### EXERCISE MATERIAL
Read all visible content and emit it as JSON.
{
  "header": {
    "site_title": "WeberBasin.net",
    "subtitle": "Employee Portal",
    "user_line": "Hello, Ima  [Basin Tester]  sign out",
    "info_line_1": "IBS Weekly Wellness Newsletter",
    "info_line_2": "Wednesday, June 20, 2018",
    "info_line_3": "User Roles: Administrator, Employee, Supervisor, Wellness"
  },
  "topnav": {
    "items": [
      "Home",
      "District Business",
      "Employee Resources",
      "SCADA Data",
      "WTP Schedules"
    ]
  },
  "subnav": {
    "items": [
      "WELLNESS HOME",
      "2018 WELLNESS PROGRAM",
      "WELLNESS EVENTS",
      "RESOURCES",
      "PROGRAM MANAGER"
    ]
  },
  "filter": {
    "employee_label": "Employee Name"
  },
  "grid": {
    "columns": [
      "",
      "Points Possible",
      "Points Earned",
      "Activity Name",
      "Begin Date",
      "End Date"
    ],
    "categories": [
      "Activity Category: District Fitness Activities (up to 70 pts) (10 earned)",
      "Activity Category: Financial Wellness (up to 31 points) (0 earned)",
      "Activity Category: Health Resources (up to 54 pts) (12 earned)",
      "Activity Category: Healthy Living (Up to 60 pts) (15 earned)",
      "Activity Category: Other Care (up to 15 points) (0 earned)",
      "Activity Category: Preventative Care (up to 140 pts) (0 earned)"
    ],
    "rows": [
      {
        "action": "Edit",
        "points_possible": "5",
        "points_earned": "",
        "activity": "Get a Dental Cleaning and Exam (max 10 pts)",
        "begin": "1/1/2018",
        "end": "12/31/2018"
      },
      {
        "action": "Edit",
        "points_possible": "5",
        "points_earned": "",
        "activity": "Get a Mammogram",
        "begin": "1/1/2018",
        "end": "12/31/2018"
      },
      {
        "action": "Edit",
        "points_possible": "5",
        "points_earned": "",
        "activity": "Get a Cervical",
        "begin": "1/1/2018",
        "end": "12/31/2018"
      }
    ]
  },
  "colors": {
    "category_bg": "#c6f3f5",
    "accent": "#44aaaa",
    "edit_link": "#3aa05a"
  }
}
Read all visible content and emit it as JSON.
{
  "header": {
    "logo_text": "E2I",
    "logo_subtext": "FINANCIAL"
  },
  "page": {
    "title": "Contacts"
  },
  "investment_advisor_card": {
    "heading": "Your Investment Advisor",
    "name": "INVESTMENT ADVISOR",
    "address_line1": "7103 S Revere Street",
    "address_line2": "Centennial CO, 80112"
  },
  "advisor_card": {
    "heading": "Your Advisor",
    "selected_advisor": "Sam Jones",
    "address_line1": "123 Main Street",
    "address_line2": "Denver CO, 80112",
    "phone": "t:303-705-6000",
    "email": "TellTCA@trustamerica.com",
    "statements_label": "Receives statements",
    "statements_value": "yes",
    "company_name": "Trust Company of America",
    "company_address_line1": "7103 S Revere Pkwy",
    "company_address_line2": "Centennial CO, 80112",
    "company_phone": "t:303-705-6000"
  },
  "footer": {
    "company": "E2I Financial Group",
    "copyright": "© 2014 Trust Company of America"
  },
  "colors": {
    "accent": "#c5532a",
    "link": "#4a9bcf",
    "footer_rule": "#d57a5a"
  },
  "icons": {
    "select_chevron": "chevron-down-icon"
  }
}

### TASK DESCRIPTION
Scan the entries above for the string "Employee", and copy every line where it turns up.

### THE ANSWER
    "subtitle": "Employee Portal",
    "info_line_3": "User Roles: Administrator, Employee, Supervisor, Wellness"
      "Employee Resources",
    "employee_label": "Employee Name"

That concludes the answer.